While it may be relatively easier to incorporate sustainability features into new construction projects built from the ground up, revitalising existing buildings and structures to align with sustainable practices presents a complex and multifaceted challenge within the realm of green real estate.
For existing communities, educating residents on the upgrade possibilities and transformation to eco-communities is imperative. This can be done through regular workshops on various conservation methods, upgrades to include on-site power generation, productive landscaping, imposing rules on waste management, etc.
The task of maintaining and upgrading existing buildings can be carried out by implementing the following:
In conclusion, the journey towards sustainable real estate is multifaceted, requiring the collective effort of businesses, governments, and individuals. By fostering an open mindset and increasing awareness, developers and real estate companies can play a pivotal role in driving sustainable practices forward.
Moreover, green organisations must have a clear purpose to resonate with today's generation. Employees and consumers alike are drawn to brands that have a meaningful purpose aligned with sustainability. Embracing purpose-driven practices fosters a sense of shared responsibility and connection to the environment.
Use of clean energy, proper wastewater management systems, and efficient waste management practices are vital elements of sustainable living, but they should also slowly become non-negotiables for a normal lifestyle. As communities, it is important to transition from consumer mindset to producer mindset.

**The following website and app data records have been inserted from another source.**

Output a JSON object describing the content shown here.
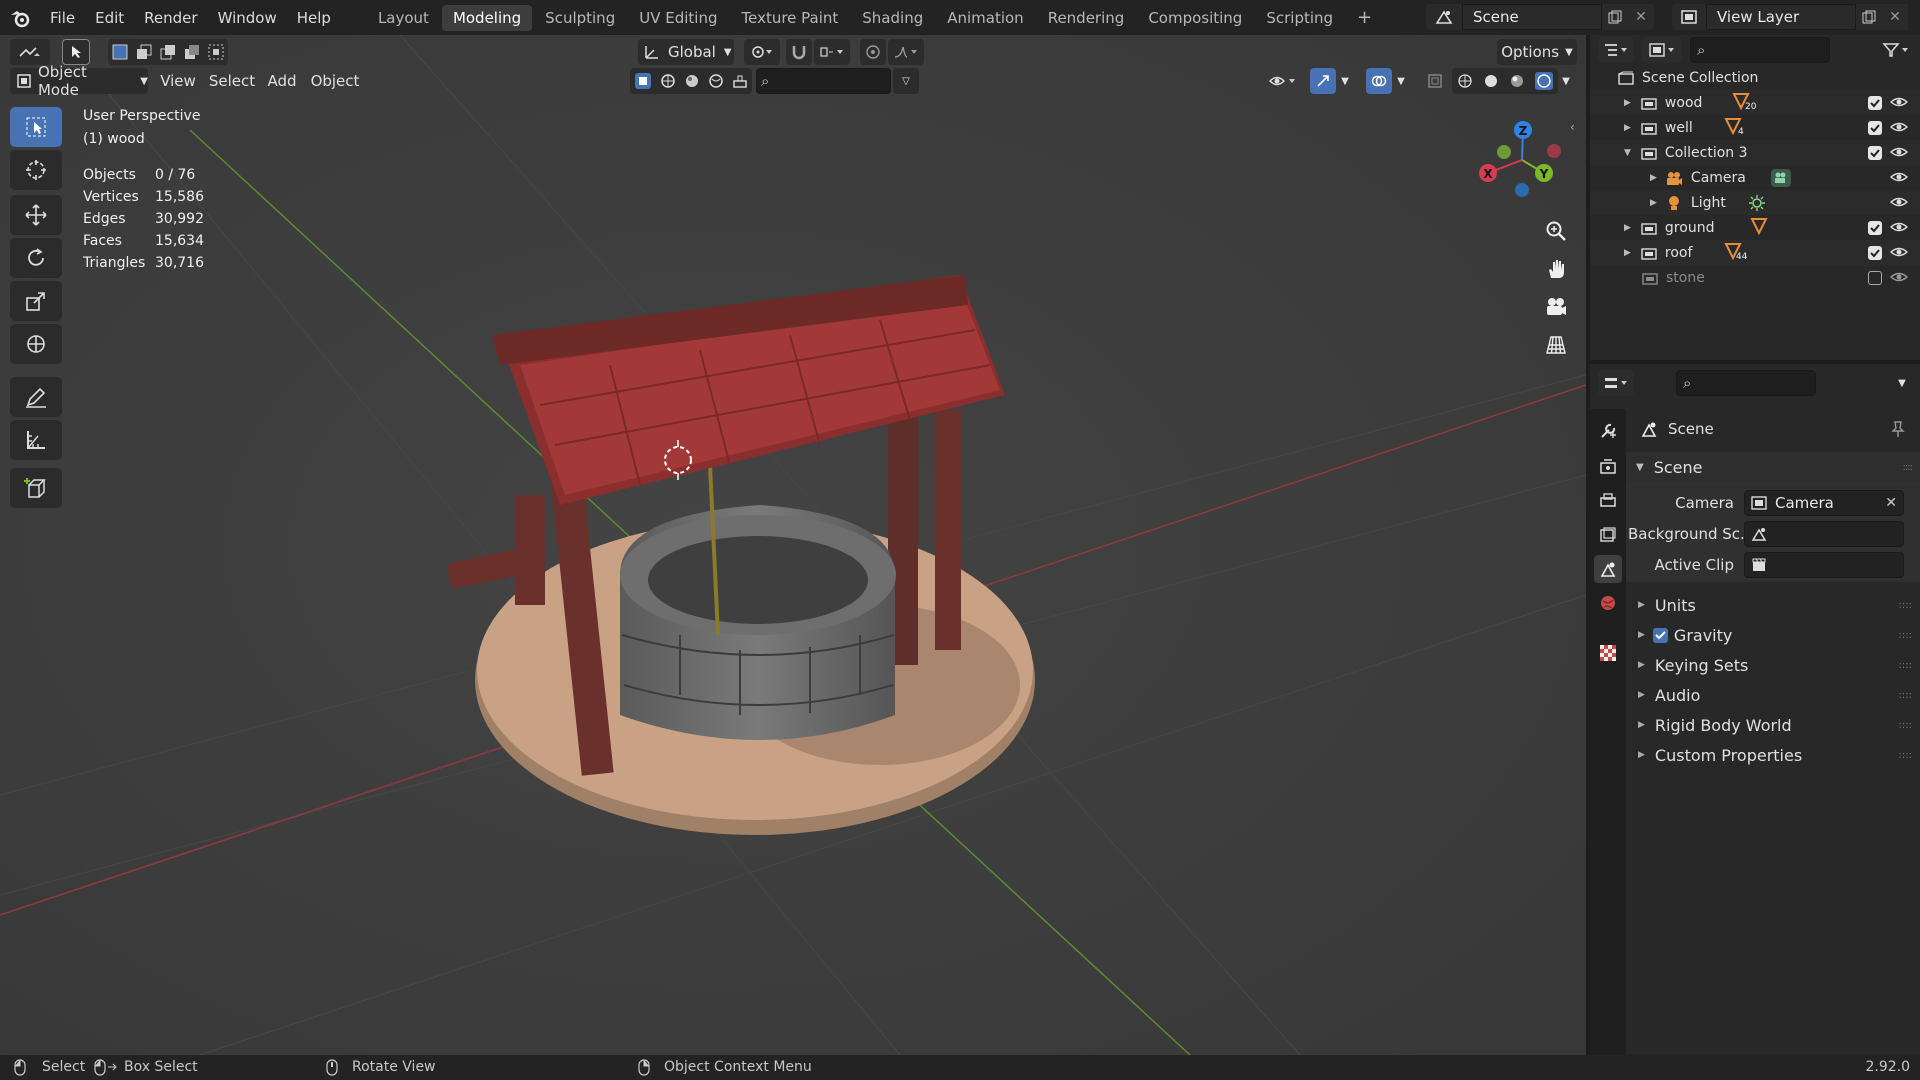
{
  "topbar": {
    "menus": [
      "File",
      "Edit",
      "Render",
      "Window",
      "Help"
    ],
    "workspaces": [
      "Layout",
      "Modeling",
      "Sculpting",
      "UV Editing",
      "Texture Paint",
      "Shading",
      "Animation",
      "Rendering",
      "Compositing",
      "Scripting"
    ],
    "active_workspace": "Modeling",
    "scene_name": "Scene",
    "view_layer_name": "View Layer"
  },
  "viewport": {
    "mode_label": "Object Mode",
    "menus": [
      "View",
      "Select",
      "Add",
      "Object"
    ],
    "transform_orientation": "Global",
    "options_label": "Options",
    "overlay_title": "User Perspective",
    "overlay_subtitle": "(1) wood",
    "stats": [
      {
        "label": "Objects",
        "value": "0 / 76"
      },
      {
        "label": "Vertices",
        "value": "15,586"
      },
      {
        "label": "Edges",
        "value": "30,992"
      },
      {
        "label": "Faces",
        "value": "15,634"
      },
      {
        "label": "Triangles",
        "value": "30,716"
      }
    ],
    "gizmo_axes": [
      "X",
      "Y",
      "Z"
    ],
    "colors": {
      "x_axis": "#d63c4f",
      "y_axis": "#7ab929",
      "z_axis": "#2f83e6"
    }
  },
  "outliner": {
    "root": "Scene Collection",
    "items": [
      {
        "name": "wood",
        "badge": "20",
        "checked": true
      },
      {
        "name": "well",
        "badge": "4",
        "checked": true
      },
      {
        "name": "Collection 3",
        "badge": "",
        "checked": true
      },
      {
        "name": "Camera",
        "badge": "",
        "checked": null
      },
      {
        "name": "Light",
        "badge": "",
        "checked": null
      },
      {
        "name": "ground",
        "badge": "",
        "checked": true
      },
      {
        "name": "roof",
        "badge": "44",
        "checked": true
      },
      {
        "name": "stone",
        "badge": "",
        "checked": false
      }
    ]
  },
  "properties": {
    "context_title": "Scene",
    "panel_title": "Scene",
    "fields": [
      {
        "label": "Camera",
        "value": "Camera"
      },
      {
        "label": "Background Sc...",
        "value": ""
      },
      {
        "label": "Active Clip",
        "value": ""
      }
    ],
    "subpanels": [
      "Units",
      "Gravity",
      "Keying Sets",
      "Audio",
      "Rigid Body World",
      "Custom Properties"
    ],
    "gravity_checked": true
  },
  "statusbar": {
    "hints": [
      "Select",
      "Box Select",
      "Rotate View",
      "Object Context Menu"
    ],
    "version": "2.92.0"
  }
}
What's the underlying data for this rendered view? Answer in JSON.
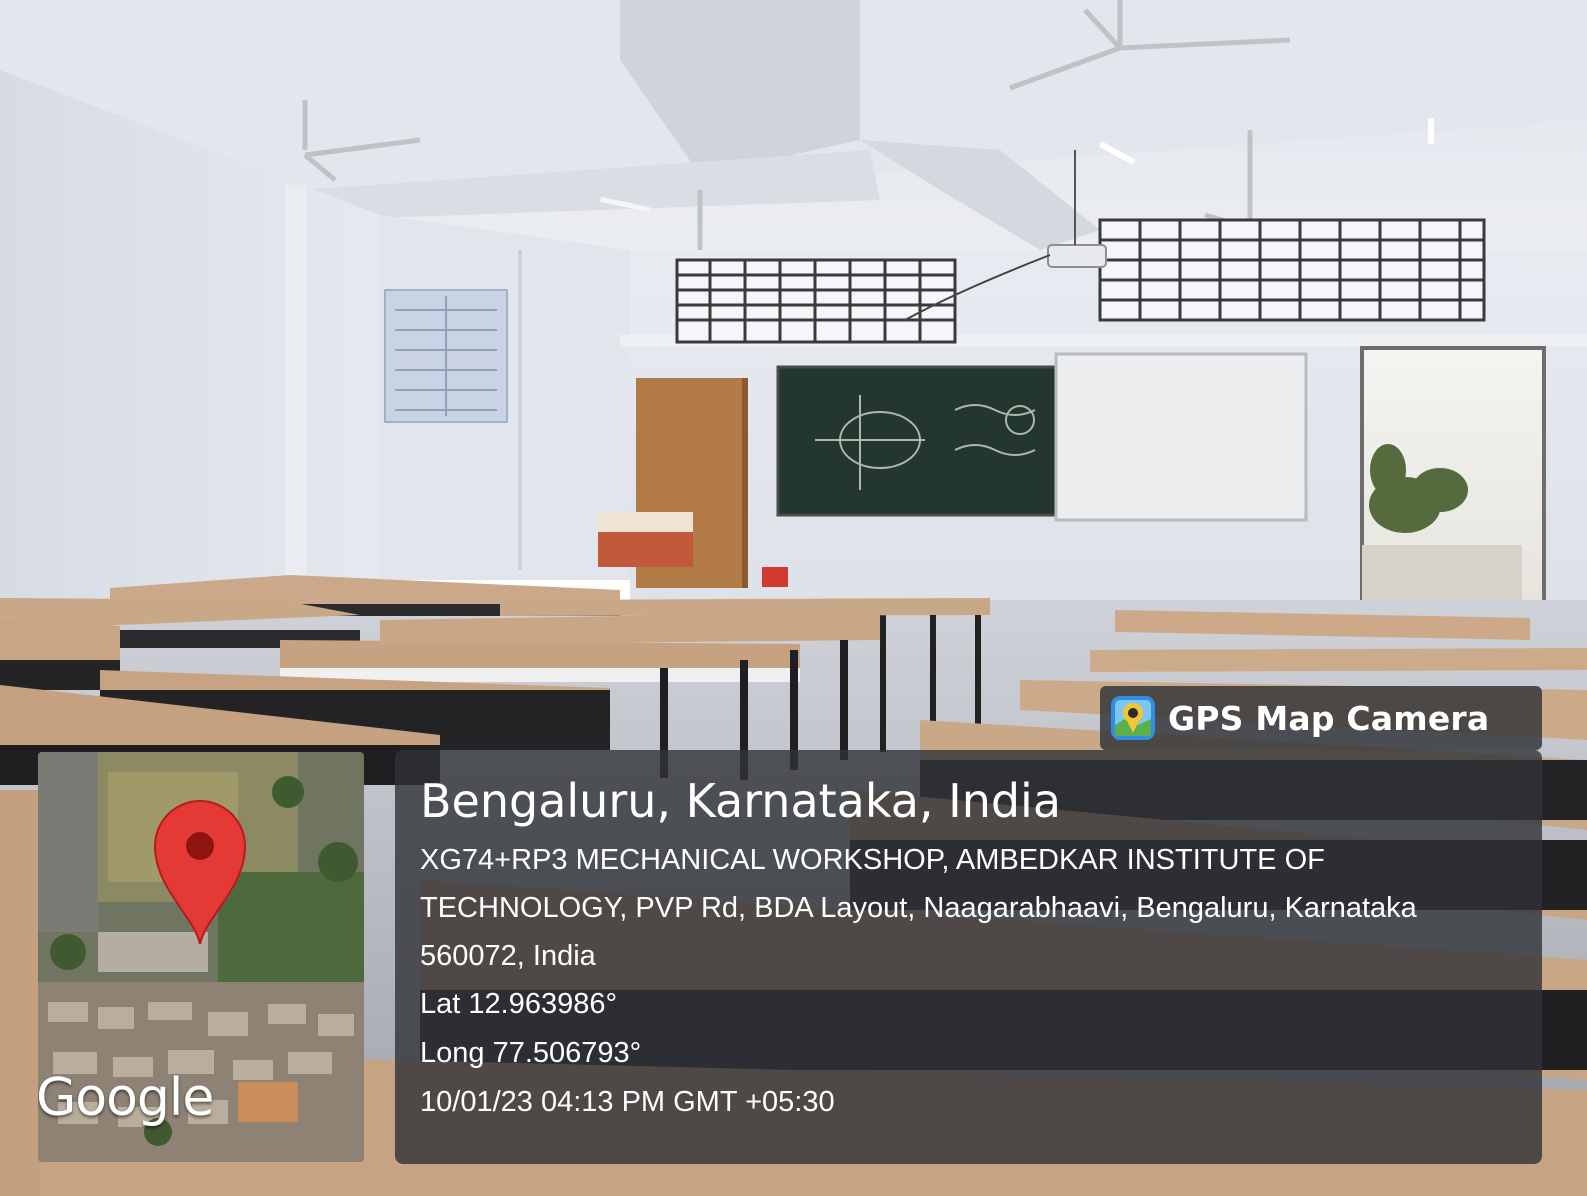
{
  "app": {
    "name": "GPS Map Camera",
    "icon": "gps-map-camera-icon"
  },
  "location": {
    "title": "Bengaluru, Karnataka, India",
    "address": "XG74+RP3 MECHANICAL WORKSHOP, AMBEDKAR INSTITUTE OF TECHNOLOGY, PVP Rd, BDA Layout, Naagarabhaavi, Bengaluru, Karnataka 560072, India",
    "latitude": "Lat 12.963986°",
    "longitude": "Long 77.506793°",
    "timestamp": "10/01/23 04:13 PM GMT +05:30"
  },
  "map": {
    "provider": "Google",
    "pin_color": "#e53935",
    "pin_icon": "map-pin-icon"
  },
  "colors": {
    "overlay": "#303237",
    "text": "#ffffff"
  }
}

For it is up to us, as humans, to understand climate change and respond with apt actions within our domains of work and influence. By embracing sustainable practices, raising awareness, reducing the roadblocks to adopting eco-living, and working together, we can pave the way for a future where harmony between humanity and nature thrives. Let us seize this opportunity to create a better world for ourselves and future generations.
Nagesh is an architect with over three decades of experience. He has built a successful design company that has engaged over 200 professionals with four branches across different cities and two countries. Recently, he established Organo, a 'rurban' eco-habitat company that designs homes in eco-communities for urban families. His core areas of expertise are eco-habitat development, farm scaping, sustainable development, design thinking, construction management, community building, and outreach.
Meena has over 20 years of international and local experience in architectural design, real estate development, business design and operations across South Asia and Middle East. She is passionate about collaborating with co-dreamers, designing and building with co-creators, and working towards mainstreaming unique first-to-market eco-communities. She has a bachelor’s in architecture from School of Planning and Architecture, Chennai and a master’s in real estate development from MIT, Boston.